(Data records for software interfaces)
※

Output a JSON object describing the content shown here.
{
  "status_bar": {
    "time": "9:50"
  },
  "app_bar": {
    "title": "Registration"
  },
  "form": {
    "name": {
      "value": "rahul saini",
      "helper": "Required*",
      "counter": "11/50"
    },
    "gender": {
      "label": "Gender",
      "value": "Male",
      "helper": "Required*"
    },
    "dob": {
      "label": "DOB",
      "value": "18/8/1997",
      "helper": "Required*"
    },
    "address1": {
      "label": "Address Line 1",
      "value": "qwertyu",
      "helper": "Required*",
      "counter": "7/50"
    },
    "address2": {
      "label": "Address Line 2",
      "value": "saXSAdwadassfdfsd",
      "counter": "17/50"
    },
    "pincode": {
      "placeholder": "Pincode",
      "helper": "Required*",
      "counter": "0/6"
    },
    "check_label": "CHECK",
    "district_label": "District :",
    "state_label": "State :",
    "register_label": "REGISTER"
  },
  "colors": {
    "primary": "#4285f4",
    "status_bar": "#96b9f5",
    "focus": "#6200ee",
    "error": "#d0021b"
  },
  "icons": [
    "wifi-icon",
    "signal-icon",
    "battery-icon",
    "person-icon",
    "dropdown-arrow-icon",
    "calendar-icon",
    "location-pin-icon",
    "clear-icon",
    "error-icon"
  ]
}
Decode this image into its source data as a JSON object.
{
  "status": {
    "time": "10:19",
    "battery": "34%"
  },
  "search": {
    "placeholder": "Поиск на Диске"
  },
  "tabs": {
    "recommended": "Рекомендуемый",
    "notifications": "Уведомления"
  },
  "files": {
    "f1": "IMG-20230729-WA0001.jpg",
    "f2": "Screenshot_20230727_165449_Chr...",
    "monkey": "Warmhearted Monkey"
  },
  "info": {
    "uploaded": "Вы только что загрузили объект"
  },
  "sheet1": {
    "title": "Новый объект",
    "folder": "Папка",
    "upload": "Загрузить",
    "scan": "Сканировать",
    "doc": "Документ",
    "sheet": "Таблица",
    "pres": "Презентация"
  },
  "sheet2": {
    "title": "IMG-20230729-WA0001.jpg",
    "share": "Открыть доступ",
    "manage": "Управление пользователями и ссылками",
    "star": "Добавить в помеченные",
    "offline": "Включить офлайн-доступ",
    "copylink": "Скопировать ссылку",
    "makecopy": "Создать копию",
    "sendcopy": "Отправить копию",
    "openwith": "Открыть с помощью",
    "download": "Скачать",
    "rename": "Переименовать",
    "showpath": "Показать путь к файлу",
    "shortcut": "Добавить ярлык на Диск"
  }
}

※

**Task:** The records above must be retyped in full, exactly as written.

**Answer to this problem:**
Output a JSON object describing the content shown here.
{
  "status_bar": {
    "time": "9:50"
  },
  "app_bar": {
    "title": "Registration"
  },
  "form": {
    "name": {
      "value": "rahul saini",
      "helper": "Required*",
      "counter": "11/50"
    },
    "gender": {
      "label": "Gender",
      "value": "Male",
      "helper": "Required*"
    },
    "dob": {
      "label": "DOB",
      "value": "18/8/1997",
      "helper": "Required*"
    },
    "address1": {
      "label": "Address Line 1",
      "value": "qwertyu",
      "helper": "Required*",
      "counter": "7/50"
    },
    "address2": {
      "label": "Address Line 2",
      "value": "saXSAdwadassfdfsd",
      "counter": "17/50"
    },
    "pincode": {
      "placeholder": "Pincode",
      "helper": "Required*",
      "counter": "0/6"
    },
    "check_label": "CHECK",
    "district_label": "District :",
    "state_label": "State :",
    "register_label": "REGISTER"
  },
  "colors": {
    "primary": "#4285f4",
    "status_bar": "#96b9f5",
    "focus": "#6200ee",
    "error": "#d0021b"
  },
  "icons": [
    "wifi-icon",
    "signal-icon",
    "battery-icon",
    "person-icon",
    "dropdown-arrow-icon",
    "calendar-icon",
    "location-pin-icon",
    "clear-icon",
    "error-icon"
  ]
}
Decode this image into its source data as a JSON object.
{
  "status": {
    "time": "10:19",
    "battery": "34%"
  },
  "search": {
    "placeholder": "Поиск на Диске"
  },
  "tabs": {
    "recommended": "Рекомендуемый",
    "notifications": "Уведомления"
  },
  "files": {
    "f1": "IMG-20230729-WA0001.jpg",
    "f2": "Screenshot_20230727_165449_Chr...",
    "monkey": "Warmhearted Monkey"
  },
  "info": {
    "uploaded": "Вы только что загрузили объект"
  },
  "sheet1": {
    "title": "Новый объект",
    "folder": "Папка",
    "upload": "Загрузить",
    "scan": "Сканировать",
    "doc": "Документ",
    "sheet": "Таблица",
    "pres": "Презентация"
  },
  "sheet2": {
    "title": "IMG-20230729-WA0001.jpg",
    "share": "Открыть доступ",
    "manage": "Управление пользователями и ссылками",
    "star": "Добавить в помеченные",
    "offline": "Включить офлайн-доступ",
    "copylink": "Скопировать ссылку",
    "makecopy": "Создать копию",
    "sendcopy": "Отправить копию",
    "openwith": "Открыть с помощью",
    "download": "Скачать",
    "rename": "Переименовать",
    "showpath": "Показать путь к файлу",
    "shortcut": "Добавить ярлык на Диск"
  }
}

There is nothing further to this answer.